Shares of Sainsbury’s soar after family-owned Bestway buys large share of grocery store

Shares of Sainsbury’s soared after family-owned Bestway acquired a large share of the grocer.

The UK’s second largest supermarket said Costcutter’s owner had bought a 3.45 per cent stake, worth around £200 million.

Shares of Sainsbury’s rose 5.5 percent, or 13.1 pence, to 252.5 pence as the investment sparked talk of a possible takeover.

Swoop: The UK’s second-largest supermarket said Costcutter’s owner had bought a 3.45 per cent stake, worth around £200 million

But Bestway said it does not intend to bid for the supermarket chain, founded in 1869 by John James and Mary Ann Sainsbury.

The wholesaler said it held the shares “for investment purposes” and wanted to support Sainsbury’s bosses.

Bestway added that it will consider building a larger stake in the FTSE 100 company in the future. Sainsbury’s ownership has been speculated for some time and in 2021 there were even reports that it could be acquired by US private equity giant Apollo.

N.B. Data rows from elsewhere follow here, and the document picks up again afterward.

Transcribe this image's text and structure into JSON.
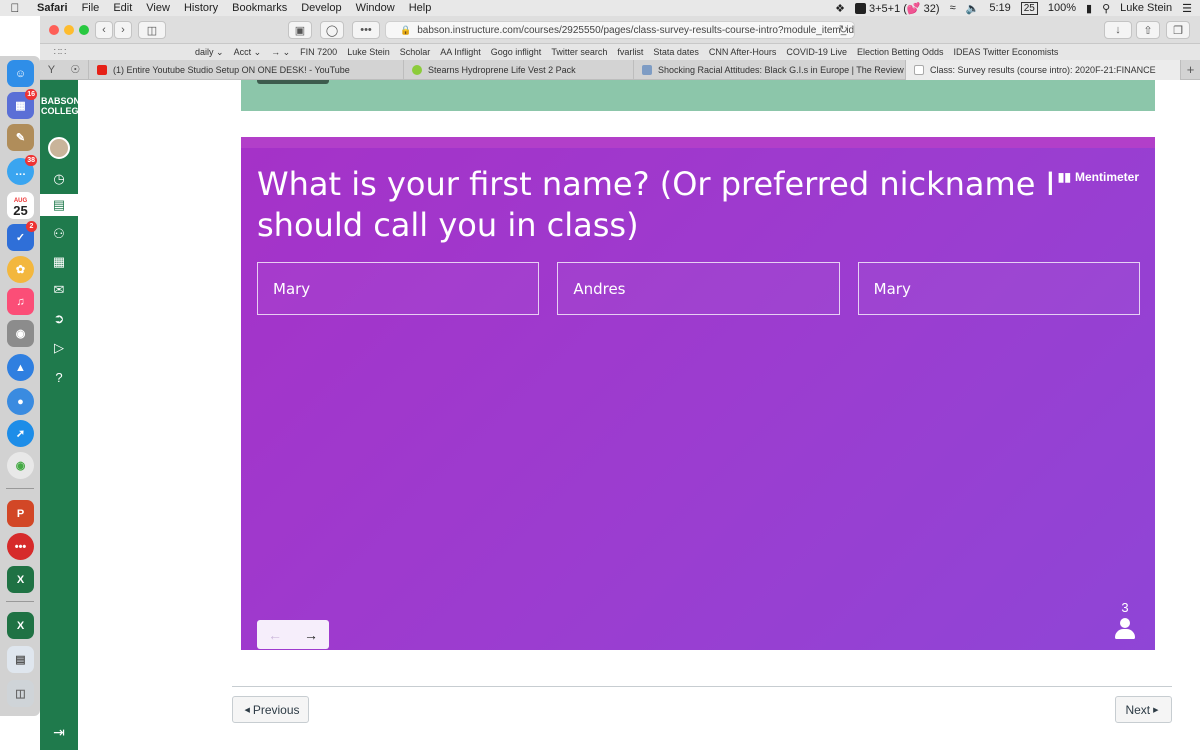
{
  "menubar": {
    "app_name": "Safari",
    "items": [
      "File",
      "Edit",
      "View",
      "History",
      "Bookmarks",
      "Develop",
      "Window",
      "Help"
    ],
    "status_counter": "3+5+1 (💕 32)",
    "time": "5:19",
    "calendar_date": "25",
    "battery": "100%",
    "user_name": "Luke Stein"
  },
  "browser": {
    "url": "babson.instructure.com/courses/2925550/pages/class-survey-results-course-intro?module_item_id=6",
    "bookmarks": [
      "daily ⌄",
      "Acct ⌄",
      "→ ⌄",
      "FIN 7200",
      "Luke Stein",
      "Scholar",
      "AA Inflight",
      "Gogo inflight",
      "Twitter search",
      "fvarlist",
      "Stata dates",
      "CNN After-Hours",
      "COVID-19 Live",
      "Election Betting Odds",
      "IDEAS Twitter Economists"
    ],
    "tabs": [
      {
        "label": "(1) Entire Youtube Studio Setup ON ONE DESK! - YouTube",
        "active": false
      },
      {
        "label": "Stearns Hydroprene Life Vest 2 Pack",
        "active": false
      },
      {
        "label": "Shocking Racial Attitudes: Black G.I.s in Europe | The Review o...",
        "active": false
      },
      {
        "label": "Class: Survey results (course intro): 2020F-21:FINANCE",
        "active": true
      }
    ]
  },
  "dock": {
    "calendar_month": "AUG",
    "calendar_day": "25",
    "badges": {
      "launchpad": "16",
      "messages": "38",
      "reminders": "2"
    }
  },
  "canvas": {
    "logo_line1": "BABSON",
    "logo_line2": "COLLEGE"
  },
  "mentimeter": {
    "question": "What is your first name? (Or preferred nickname I should call you in class)",
    "brand": "Mentimeter",
    "answers": [
      "Mary",
      "Andres",
      "Mary"
    ],
    "participant_count": "3"
  },
  "pager": {
    "previous_label": "Previous",
    "next_label": "Next"
  }
}
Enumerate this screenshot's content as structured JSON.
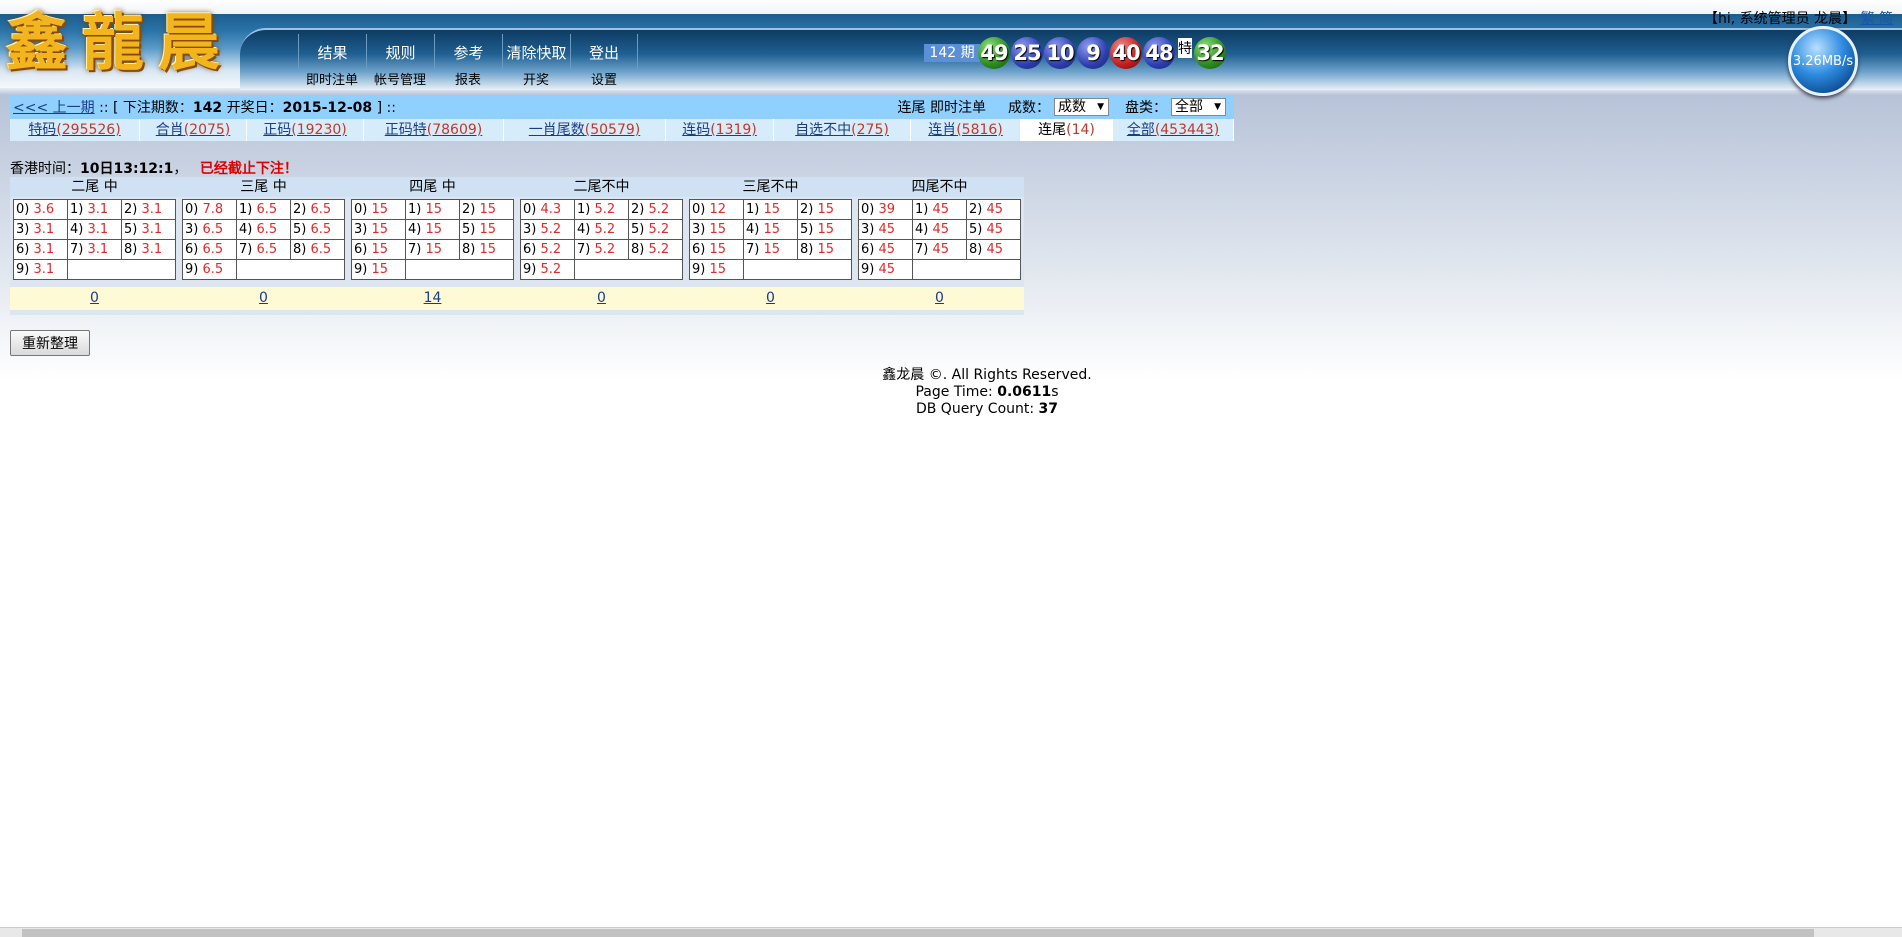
{
  "header": {
    "logo_text": "鑫龍晨",
    "nav_main": [
      "结果",
      "规则",
      "参考",
      "清除快取",
      "登出"
    ],
    "nav_sub": [
      "即时注单",
      "帐号管理",
      "报表",
      "开奖",
      "设置"
    ],
    "period_label": "142 期",
    "balls": [
      {
        "num": "49",
        "color": "green"
      },
      {
        "num": "25",
        "color": "blue"
      },
      {
        "num": "10",
        "color": "blue"
      },
      {
        "num": "9",
        "color": "blue"
      },
      {
        "num": "40",
        "color": "red"
      },
      {
        "num": "48",
        "color": "blue"
      }
    ],
    "special_mark": "特",
    "special_ball": {
      "num": "32",
      "color": "green"
    },
    "user_greeting": "【hi, 系统管理员 龙晨】",
    "lang_link": "繁 简",
    "speed": "3.26MB/s"
  },
  "control_bar": {
    "prev_link": "<<< 上一期",
    "sep1": "::",
    "bet_period_label": "[ 下注期数：",
    "bet_period": "142",
    "draw_date_label": "开奖日：",
    "draw_date": "2015-12-08",
    "close_bracket": "] ::",
    "page_name": "连尾 即时注单",
    "sort_label": "成数：",
    "sort_value": "成数",
    "plate_label": "盘类：",
    "plate_value": "全部"
  },
  "tabs": [
    {
      "label": "特码",
      "count": "(295526)",
      "active": false
    },
    {
      "label": "合肖",
      "count": "(2075)",
      "active": false
    },
    {
      "label": "正码",
      "count": "(19230)",
      "active": false
    },
    {
      "label": "正码特",
      "count": "(78609)",
      "active": false
    },
    {
      "label": "一肖尾数",
      "count": "(50579)",
      "active": false
    },
    {
      "label": "连码",
      "count": "(1319)",
      "active": false
    },
    {
      "label": "自选不中",
      "count": "(275)",
      "active": false
    },
    {
      "label": "连肖",
      "count": "(5816)",
      "active": false
    },
    {
      "label": "连尾",
      "count": "(14)",
      "active": true
    },
    {
      "label": "全部",
      "count": "(453443)",
      "active": false
    }
  ],
  "time_line": {
    "label": "香港时间：",
    "time": "10日13:12:1",
    "comma": "，",
    "closed_msg": "已经截止下注！"
  },
  "grid": {
    "columns": [
      {
        "header": "二尾 中",
        "odds": [
          "3.6",
          "3.1",
          "3.1",
          "3.1",
          "3.1",
          "3.1",
          "3.1",
          "3.1",
          "3.1",
          "3.1"
        ],
        "count": "0"
      },
      {
        "header": "三尾 中",
        "odds": [
          "7.8",
          "6.5",
          "6.5",
          "6.5",
          "6.5",
          "6.5",
          "6.5",
          "6.5",
          "6.5",
          "6.5"
        ],
        "count": "0"
      },
      {
        "header": "四尾 中",
        "odds": [
          "15",
          "15",
          "15",
          "15",
          "15",
          "15",
          "15",
          "15",
          "15",
          "15"
        ],
        "count": "14"
      },
      {
        "header": "二尾不中",
        "odds": [
          "4.3",
          "5.2",
          "5.2",
          "5.2",
          "5.2",
          "5.2",
          "5.2",
          "5.2",
          "5.2",
          "5.2"
        ],
        "count": "0"
      },
      {
        "header": "三尾不中",
        "odds": [
          "12",
          "15",
          "15",
          "15",
          "15",
          "15",
          "15",
          "15",
          "15",
          "15"
        ],
        "count": "0"
      },
      {
        "header": "四尾不中",
        "odds": [
          "39",
          "45",
          "45",
          "45",
          "45",
          "45",
          "45",
          "45",
          "45",
          "45"
        ],
        "count": "0"
      }
    ]
  },
  "reorg_button": "重新整理",
  "footer": {
    "copyright": "鑫龙晨 ©. All Rights Reserved.",
    "page_time_label": "Page Time: ",
    "page_time": "0.0611",
    "page_time_unit": "s",
    "db_query_label": "DB Query Count: ",
    "db_query_count": "37"
  },
  "colors": {
    "ctrl_bar": "#8fd0ff",
    "tab_bar": "#d6ecfb",
    "odds_red": "#e02a2a",
    "closed_red": "#e00000",
    "count_row": "#fffad6"
  }
}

Bestway Group is the seventh largest family business in the UK with a turnover of approximately £4.5 billion.

It was founded in 1963 as a convenience store chain in London by Pakistani entrepreneur Anwar Pervez and has since grown to wholesale food, drink, cigarettes and household items to 130,000 retailers.

The company has 28,000 employees, thousands of them in the UK, and an annual profit of around £400 million. In addition to wholesale, Bestway owns the UK’s third largest pharmacy chain, Well Pharmacy, and more than 2,700 convenience stores under the Costcutter and Best-one brands.

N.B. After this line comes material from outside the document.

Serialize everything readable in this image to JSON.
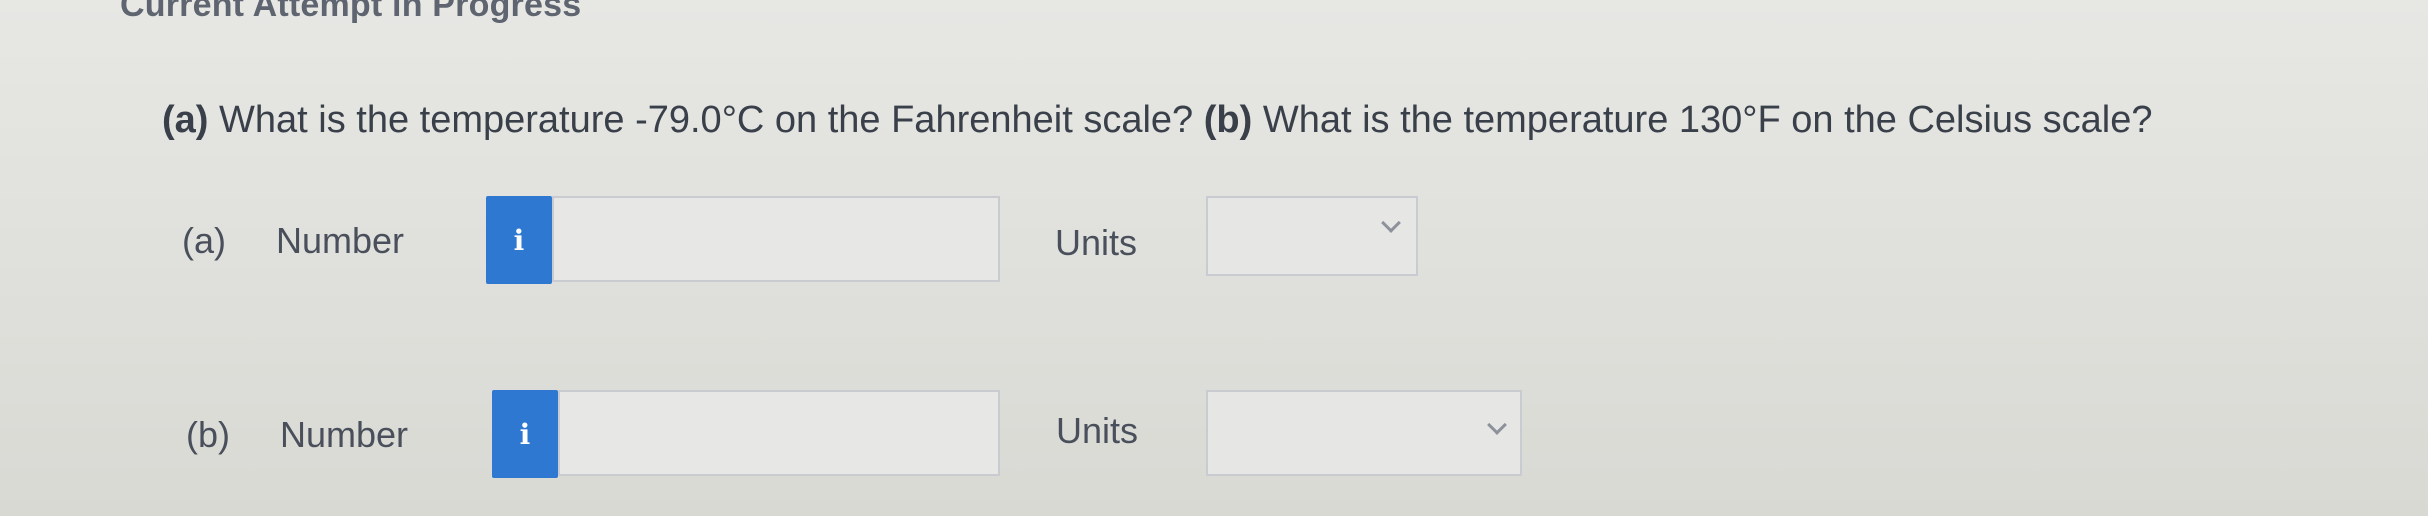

AJ Bell investment director Russ Mold said the purchase came “out of the blue” and that a combination of the two companies makes sense.

He highlighted how Tesco prospered after acquiring Bookers – the country’s largest wholesaler – in 2017 for £3.7bn.

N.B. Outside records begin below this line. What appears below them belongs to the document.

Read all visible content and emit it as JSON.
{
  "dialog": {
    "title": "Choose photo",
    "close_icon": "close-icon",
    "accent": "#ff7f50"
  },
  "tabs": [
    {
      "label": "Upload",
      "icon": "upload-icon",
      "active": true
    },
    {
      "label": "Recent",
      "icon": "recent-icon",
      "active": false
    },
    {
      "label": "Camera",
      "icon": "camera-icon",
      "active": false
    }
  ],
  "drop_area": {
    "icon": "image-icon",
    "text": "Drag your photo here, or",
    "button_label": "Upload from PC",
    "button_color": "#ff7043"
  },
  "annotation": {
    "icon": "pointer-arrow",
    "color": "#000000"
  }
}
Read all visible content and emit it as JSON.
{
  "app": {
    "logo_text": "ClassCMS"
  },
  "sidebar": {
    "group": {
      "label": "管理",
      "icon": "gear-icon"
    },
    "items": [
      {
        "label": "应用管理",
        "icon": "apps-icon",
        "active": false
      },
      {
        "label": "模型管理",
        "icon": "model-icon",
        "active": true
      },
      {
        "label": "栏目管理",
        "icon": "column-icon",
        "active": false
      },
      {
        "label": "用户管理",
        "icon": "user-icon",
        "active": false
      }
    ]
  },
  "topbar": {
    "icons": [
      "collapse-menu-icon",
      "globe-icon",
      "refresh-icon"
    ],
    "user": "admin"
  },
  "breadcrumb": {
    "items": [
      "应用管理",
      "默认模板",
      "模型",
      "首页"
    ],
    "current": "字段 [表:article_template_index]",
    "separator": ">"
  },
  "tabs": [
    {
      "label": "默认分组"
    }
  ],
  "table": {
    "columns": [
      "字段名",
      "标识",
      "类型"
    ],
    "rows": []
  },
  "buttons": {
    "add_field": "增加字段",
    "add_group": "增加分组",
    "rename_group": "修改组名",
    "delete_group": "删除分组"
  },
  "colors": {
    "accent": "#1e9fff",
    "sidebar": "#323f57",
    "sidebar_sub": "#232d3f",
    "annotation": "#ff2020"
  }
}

Mold said: ‘As the UK’s largest independent cash-and-carry company, Bestway’s strategy should be seen as a place where retailers, caterers and cafes can obtain all the necessary stock at a good price.

“If Sainsbury’s were part of the same group, both sides could benefit. In theory, Bestway could tap into the purchasing power of the supermarket and get inventory at a lower price, making its offerings more attractive to its customers.”

But he warned that any attempt to make a full offer would be tricky as Bestway would have to make a ‘convincing’ offer to Sainsbury’s existing major shareholders.

They include the Qatari Investment Authority with a 14.3 percent stake and the secretive so-called “Czech Sphinx” Daniel Kretinsky, whose Vesa Equity Investment vehicle owns a tenth of the supermarket.

Sainsbury’s said in a statement last night that it would “cooperate with Bestway Group in accordance with our normal interactions with shareholders.”